Recent studies establish that increased trade has tended to benefit elites in both rich and poor countries, thus increasing income inequalities.

This suggests that the national and international economy is structurally biased to the wealthy and the powerful.

This subsequently means that market failure is occurring and that there are no comparable policies or institutional support to address it.

Thus, this market failure will need to be addressed by Government intervention at the national level and inter-governmental agency intervention, i.e. , institutions like COMESA and the EU at the international level.

Market failure manifests in socio-economic inequality. Unless it is addressed, the economic system will not reward on the basis of merit or equity but on the basis of accumulated wealth and influence.

As countries have further adopted neo-liberal systems, least developed countries like Zambia find that they have limited resources to redistribute in order to address this inequality.

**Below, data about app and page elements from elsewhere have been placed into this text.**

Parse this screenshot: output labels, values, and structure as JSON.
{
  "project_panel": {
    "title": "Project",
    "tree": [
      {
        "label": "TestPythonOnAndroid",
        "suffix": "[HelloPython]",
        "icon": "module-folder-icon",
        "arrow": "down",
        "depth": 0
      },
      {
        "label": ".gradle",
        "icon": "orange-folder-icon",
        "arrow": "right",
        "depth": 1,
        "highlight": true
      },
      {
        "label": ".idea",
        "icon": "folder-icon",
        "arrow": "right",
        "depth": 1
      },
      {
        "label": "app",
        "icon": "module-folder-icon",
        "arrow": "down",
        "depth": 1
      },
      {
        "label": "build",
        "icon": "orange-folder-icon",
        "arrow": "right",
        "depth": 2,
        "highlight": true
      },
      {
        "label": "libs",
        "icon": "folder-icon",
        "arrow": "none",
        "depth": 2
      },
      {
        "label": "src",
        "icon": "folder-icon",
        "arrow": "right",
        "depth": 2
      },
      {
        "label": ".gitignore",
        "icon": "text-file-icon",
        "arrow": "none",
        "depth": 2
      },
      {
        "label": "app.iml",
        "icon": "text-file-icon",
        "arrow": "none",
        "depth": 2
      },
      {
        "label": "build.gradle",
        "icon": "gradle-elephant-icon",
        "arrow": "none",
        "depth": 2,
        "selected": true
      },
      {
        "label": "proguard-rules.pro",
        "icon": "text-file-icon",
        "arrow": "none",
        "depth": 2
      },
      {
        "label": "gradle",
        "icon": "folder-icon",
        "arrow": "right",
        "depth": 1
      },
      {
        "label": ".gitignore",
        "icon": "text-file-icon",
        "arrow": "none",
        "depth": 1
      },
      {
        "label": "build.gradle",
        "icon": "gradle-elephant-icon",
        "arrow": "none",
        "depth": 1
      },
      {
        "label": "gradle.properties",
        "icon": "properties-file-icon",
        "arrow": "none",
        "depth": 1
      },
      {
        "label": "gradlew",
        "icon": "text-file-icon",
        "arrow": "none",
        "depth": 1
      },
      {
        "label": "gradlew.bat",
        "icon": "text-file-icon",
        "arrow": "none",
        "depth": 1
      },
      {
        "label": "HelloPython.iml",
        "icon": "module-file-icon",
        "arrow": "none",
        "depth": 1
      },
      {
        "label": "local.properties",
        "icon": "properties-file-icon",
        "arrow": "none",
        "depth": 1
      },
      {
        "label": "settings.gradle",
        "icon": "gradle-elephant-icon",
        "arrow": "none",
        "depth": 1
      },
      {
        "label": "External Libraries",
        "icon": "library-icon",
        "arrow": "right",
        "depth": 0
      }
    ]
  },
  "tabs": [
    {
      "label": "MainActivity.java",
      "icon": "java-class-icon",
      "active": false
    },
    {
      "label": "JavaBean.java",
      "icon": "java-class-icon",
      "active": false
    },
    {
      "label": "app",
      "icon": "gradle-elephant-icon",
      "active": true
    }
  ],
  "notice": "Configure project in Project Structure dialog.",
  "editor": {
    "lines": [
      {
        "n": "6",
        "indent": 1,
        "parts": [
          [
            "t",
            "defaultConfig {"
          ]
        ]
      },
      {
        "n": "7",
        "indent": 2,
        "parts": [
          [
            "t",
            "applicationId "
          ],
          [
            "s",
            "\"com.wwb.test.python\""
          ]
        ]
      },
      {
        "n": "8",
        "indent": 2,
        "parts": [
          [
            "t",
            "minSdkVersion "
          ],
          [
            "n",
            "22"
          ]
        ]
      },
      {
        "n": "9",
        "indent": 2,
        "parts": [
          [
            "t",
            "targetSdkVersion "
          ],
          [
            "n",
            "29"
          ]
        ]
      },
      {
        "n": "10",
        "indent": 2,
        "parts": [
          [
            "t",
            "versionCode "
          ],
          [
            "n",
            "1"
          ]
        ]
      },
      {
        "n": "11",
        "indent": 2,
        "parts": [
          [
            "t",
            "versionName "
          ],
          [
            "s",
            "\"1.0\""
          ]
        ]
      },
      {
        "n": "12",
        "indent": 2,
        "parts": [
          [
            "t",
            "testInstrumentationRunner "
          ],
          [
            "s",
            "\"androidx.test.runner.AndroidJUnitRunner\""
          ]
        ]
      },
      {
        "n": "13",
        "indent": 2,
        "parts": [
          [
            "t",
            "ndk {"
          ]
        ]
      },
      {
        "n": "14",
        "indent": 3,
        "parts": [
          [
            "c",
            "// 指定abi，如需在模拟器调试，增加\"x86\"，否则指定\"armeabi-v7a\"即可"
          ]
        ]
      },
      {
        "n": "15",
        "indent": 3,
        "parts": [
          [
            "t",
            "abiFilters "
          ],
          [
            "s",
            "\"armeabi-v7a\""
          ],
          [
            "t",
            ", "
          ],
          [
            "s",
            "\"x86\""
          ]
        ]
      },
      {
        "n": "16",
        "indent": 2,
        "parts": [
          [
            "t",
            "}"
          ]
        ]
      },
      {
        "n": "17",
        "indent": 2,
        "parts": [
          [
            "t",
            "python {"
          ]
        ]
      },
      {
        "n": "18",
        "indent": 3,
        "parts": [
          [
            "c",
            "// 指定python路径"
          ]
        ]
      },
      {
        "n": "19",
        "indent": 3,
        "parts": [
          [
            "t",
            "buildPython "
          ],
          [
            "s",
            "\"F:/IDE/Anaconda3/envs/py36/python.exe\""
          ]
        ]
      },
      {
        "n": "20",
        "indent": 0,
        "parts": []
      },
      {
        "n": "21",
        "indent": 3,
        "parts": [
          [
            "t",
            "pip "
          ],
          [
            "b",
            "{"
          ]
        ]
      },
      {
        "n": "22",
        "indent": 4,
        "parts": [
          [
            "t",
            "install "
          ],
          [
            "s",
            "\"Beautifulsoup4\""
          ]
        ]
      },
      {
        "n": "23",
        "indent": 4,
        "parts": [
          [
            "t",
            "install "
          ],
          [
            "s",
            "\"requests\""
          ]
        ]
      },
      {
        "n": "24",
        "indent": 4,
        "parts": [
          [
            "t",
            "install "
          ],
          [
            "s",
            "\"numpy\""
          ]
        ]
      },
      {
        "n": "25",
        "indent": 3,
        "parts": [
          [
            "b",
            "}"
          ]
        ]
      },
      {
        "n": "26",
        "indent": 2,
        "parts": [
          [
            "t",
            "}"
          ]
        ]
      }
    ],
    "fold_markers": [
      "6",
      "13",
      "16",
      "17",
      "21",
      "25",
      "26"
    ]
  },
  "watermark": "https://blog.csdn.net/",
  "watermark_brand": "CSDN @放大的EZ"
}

This situation is due to excessively bias liberal reforms that benefit the rich and powerful.

The pressure to reduce or eliminate tariffs, without a plan to compensate for reduced revenue, puts extreme pressure on the budget and the Government’s ability to fund social programmes crucial for equitable development.

With a range of competing socio-economic and infrastructure needs, few can argue that the incentive in the global economy to develop sectors through comparative advantage in a free-market is undermined.

This is because even with EU support, the trade imbalances that exist in the EU economy will continue to persist. Since May 2009 over 13 billion Euros (£11 billion) - about a quarter of the £47.5 billion spent under the EU’s Common Agriculture Policy (CAP), not only goes to farmers but is also found to go to big business and industry.

The Jesuit Centre for Theological Refelection (JCTR) thinks that an EPA for development would require the EU to extend significant domestic support that really matters for Zambia and other countries in the regional bloc.

This is because Zambia and the region fundamentally lack complementary supportive institutional and structural mechanisms to ensure collective and strategic action at home and regionally.

Secondly, even with a significant level of domestic support extended, there would still need to be remedies in the broader international economy to make a real difference.

Therefore, the EPA does provide an opportunity to unintentionally break the cycle of patronage and other impoverishing practices by dominant companies currently in the market.

Provided the EPA is understood and to extend beyond supporting goods into supporting regulations to remedy the occurrence of inequality in a liberal economic system; it could unintentionally lend itself to some positives for development in Zambia and other African countries.

The author, Humphrey Mulemba Jr is programme officer - trade policy and capacity building debt, aid and trade programme, JCTR

 source: Times of Zambia